Let your mind's eye envision a Western river, flanked by jagged, snowcapped peaks, towering pines, and whispers of wind through endless fields and rolling hills. You are thinking of a river originally named the Wisdom by Meriwether Lewis, renamed the Big Hole by fur trappers who referred to valleys as 'holes.' From its headwaters near the Idaho border, the Big Hole meanders 150 miles; first north through hayfields along the Bitterroot and Pintler mountain ranges, then east past our lodge and south around the Pioneer range through a series of rocky canyons. In the lower Beaverhead Valley, it meets the Ruby and Beaverhead rivers to form the Jefferson.

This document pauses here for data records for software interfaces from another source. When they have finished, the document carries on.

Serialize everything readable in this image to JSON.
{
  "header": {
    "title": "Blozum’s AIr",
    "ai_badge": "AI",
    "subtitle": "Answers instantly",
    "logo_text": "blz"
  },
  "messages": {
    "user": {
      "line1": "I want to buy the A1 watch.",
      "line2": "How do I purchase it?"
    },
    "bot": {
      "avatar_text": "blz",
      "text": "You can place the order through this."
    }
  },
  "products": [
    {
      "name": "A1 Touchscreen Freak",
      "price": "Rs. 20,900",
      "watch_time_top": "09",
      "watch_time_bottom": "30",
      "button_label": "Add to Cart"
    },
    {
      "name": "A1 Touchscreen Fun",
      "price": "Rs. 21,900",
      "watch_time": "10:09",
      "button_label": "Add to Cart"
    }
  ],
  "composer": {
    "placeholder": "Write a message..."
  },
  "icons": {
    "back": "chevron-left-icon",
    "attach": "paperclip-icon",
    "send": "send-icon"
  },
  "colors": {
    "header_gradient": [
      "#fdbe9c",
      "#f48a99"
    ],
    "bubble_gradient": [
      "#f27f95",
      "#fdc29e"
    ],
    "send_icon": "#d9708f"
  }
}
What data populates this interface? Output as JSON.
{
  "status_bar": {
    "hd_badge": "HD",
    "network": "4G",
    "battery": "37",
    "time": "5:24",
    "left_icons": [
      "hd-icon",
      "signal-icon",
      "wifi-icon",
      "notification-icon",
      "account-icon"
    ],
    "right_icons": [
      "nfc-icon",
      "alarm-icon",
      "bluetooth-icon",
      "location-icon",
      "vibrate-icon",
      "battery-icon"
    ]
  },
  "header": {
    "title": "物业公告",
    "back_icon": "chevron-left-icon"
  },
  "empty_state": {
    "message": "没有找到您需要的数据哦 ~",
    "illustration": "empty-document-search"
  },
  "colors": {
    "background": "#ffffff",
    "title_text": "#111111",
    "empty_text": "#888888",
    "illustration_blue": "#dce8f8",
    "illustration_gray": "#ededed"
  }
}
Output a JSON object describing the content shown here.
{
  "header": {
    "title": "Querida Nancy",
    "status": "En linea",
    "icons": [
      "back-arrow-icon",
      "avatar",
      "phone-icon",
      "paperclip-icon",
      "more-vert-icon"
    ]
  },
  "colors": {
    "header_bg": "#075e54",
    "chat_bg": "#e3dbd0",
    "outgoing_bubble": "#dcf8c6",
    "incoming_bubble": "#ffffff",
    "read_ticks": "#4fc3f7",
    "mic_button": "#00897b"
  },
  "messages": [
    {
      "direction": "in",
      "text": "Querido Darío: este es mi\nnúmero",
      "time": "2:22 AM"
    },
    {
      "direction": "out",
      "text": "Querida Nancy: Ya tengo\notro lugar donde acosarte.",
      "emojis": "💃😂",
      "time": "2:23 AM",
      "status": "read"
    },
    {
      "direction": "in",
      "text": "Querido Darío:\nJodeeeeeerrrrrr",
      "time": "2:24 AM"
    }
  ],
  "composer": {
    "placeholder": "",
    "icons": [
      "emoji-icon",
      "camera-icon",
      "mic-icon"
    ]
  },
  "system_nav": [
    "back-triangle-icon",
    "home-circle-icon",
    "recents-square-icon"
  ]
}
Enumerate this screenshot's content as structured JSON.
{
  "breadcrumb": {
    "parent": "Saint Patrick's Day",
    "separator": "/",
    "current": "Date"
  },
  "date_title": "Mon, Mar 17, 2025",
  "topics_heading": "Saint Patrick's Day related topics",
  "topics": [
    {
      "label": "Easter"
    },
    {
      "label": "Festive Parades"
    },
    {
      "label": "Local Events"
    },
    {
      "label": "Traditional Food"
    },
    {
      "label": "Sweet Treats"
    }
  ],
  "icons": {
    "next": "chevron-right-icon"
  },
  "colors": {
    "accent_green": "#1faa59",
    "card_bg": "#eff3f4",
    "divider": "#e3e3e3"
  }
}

The Big Hole is a river rich not only in historical importance but also in its ability to produce wild trout — and large ones at that. In certain sections of the river, there are approximately 3,500 trout per mile with a substantial percentage in the 18-20" class. The renowned beauty of the river, with towering peaks and secluded canyons, makes this more than just a blue-ribbon trout fishery. The Big Hole is really a special place, and as you float by a stretch like the Ralston Ranch above Wise River, you can almost picture the stagecoach stop the family operated in 1910 and the teams of horses that fed and rested there. Nowhere else will you have the chance to catch a brown, rainbow, cutthroat and brook trout along with a grayling all in one day!